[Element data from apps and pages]
· · · · · · ·
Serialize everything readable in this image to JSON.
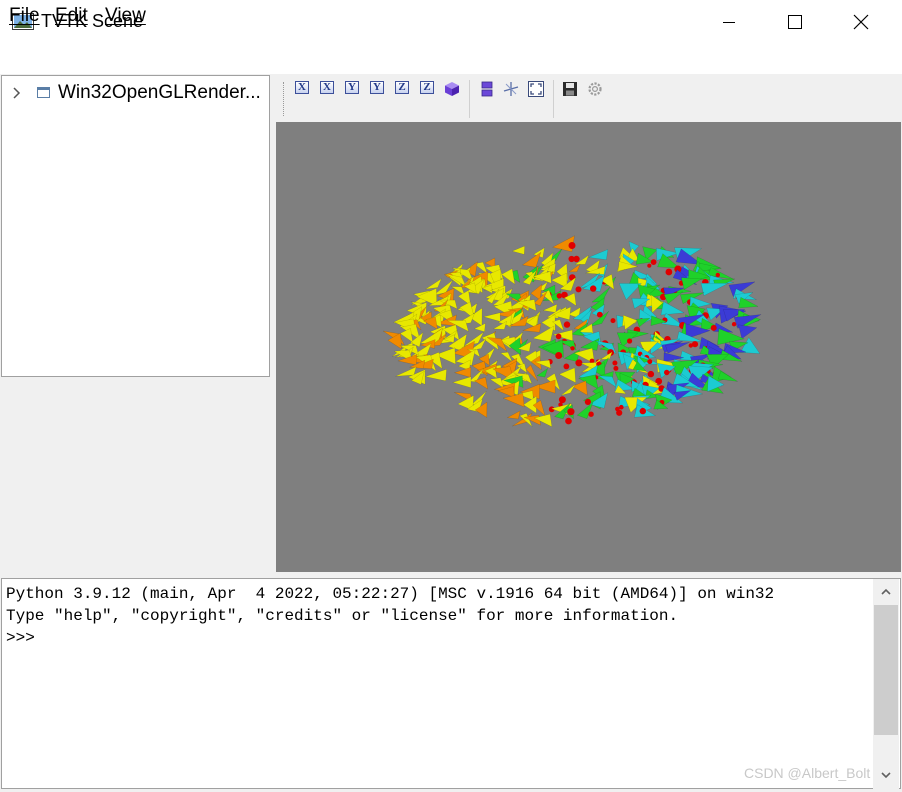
{
  "window": {
    "title": "TVTK Scene",
    "icon": "app-landscape-icon"
  },
  "window_controls": {
    "minimize_icon": "minimize-icon",
    "maximize_icon": "maximize-icon",
    "close_icon": "close-icon"
  },
  "menu": {
    "items": [
      {
        "label": "File"
      },
      {
        "label": "Edit"
      },
      {
        "label": "View"
      }
    ]
  },
  "tree": {
    "expand_icon": "chevron-right-icon",
    "node_icon": "window-icon",
    "node_label": "Win32OpenGLRender..."
  },
  "toolbar": {
    "buttons": [
      {
        "name": "view-plus-x-icon",
        "glyph": "X"
      },
      {
        "name": "view-minus-x-icon",
        "glyph": "X"
      },
      {
        "name": "view-plus-y-icon",
        "glyph": "Y"
      },
      {
        "name": "view-minus-y-icon",
        "glyph": "Y"
      },
      {
        "name": "view-plus-z-icon",
        "glyph": "Z"
      },
      {
        "name": "view-minus-z-icon",
        "glyph": "Z"
      },
      {
        "name": "isometric-view-icon"
      },
      {
        "name": "parallel-projection-icon"
      },
      {
        "name": "axes-indicator-icon"
      },
      {
        "name": "full-screen-icon"
      },
      {
        "name": "save-icon"
      },
      {
        "name": "configure-scene-icon"
      }
    ]
  },
  "viewport": {
    "background": "#7f7f7f",
    "content": "3d-glyph-point-cloud"
  },
  "console": {
    "lines": [
      "Python 3.9.12 (main, Apr  4 2022, 05:22:27) [MSC v.1916 64 bit (AMD64)] on win32",
      "Type \"help\", \"copyright\", \"credits\" or \"license\" for more information.",
      ">>>"
    ]
  },
  "watermark": "CSDN @Albert_Bolt",
  "colors": {
    "titlebar_bg": "#ffffff",
    "window_bg": "#f0f0f0",
    "viewport_bg": "#7f7f7f",
    "glyph_blue": "#3b3bd6",
    "glyph_cyan": "#1ccbd2",
    "glyph_green": "#1fd12a",
    "glyph_yellow": "#e8e800",
    "glyph_orange": "#f08a00",
    "point_red": "#e00000"
  }
}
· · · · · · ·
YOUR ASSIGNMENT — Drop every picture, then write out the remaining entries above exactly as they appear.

TASK ANSWER —
Serialize everything readable in this image to JSON.
{
  "window": {
    "title": "TVTK Scene",
    "icon": "app-landscape-icon"
  },
  "window_controls": {
    "minimize_icon": "minimize-icon",
    "maximize_icon": "maximize-icon",
    "close_icon": "close-icon"
  },
  "menu": {
    "items": [
      {
        "label": "File"
      },
      {
        "label": "Edit"
      },
      {
        "label": "View"
      }
    ]
  },
  "tree": {
    "expand_icon": "chevron-right-icon",
    "node_icon": "window-icon",
    "node_label": "Win32OpenGLRender..."
  },
  "toolbar": {
    "buttons": [
      {
        "name": "view-plus-x-icon",
        "glyph": "X"
      },
      {
        "name": "view-minus-x-icon",
        "glyph": "X"
      },
      {
        "name": "view-plus-y-icon",
        "glyph": "Y"
      },
      {
        "name": "view-minus-y-icon",
        "glyph": "Y"
      },
      {
        "name": "view-plus-z-icon",
        "glyph": "Z"
      },
      {
        "name": "view-minus-z-icon",
        "glyph": "Z"
      },
      {
        "name": "isometric-view-icon"
      },
      {
        "name": "parallel-projection-icon"
      },
      {
        "name": "axes-indicator-icon"
      },
      {
        "name": "full-screen-icon"
      },
      {
        "name": "save-icon"
      },
      {
        "name": "configure-scene-icon"
      }
    ]
  },
  "viewport": {
    "background": "#7f7f7f",
    "content": "3d-glyph-point-cloud"
  },
  "console": {
    "lines": [
      "Python 3.9.12 (main, Apr  4 2022, 05:22:27) [MSC v.1916 64 bit (AMD64)] on win32",
      "Type \"help\", \"copyright\", \"credits\" or \"license\" for more information.",
      ">>>"
    ]
  },
  "watermark": "CSDN @Albert_Bolt",
  "colors": {
    "titlebar_bg": "#ffffff",
    "window_bg": "#f0f0f0",
    "viewport_bg": "#7f7f7f",
    "glyph_blue": "#3b3bd6",
    "glyph_cyan": "#1ccbd2",
    "glyph_green": "#1fd12a",
    "glyph_yellow": "#e8e800",
    "glyph_orange": "#f08a00",
    "point_red": "#e00000"
  }
}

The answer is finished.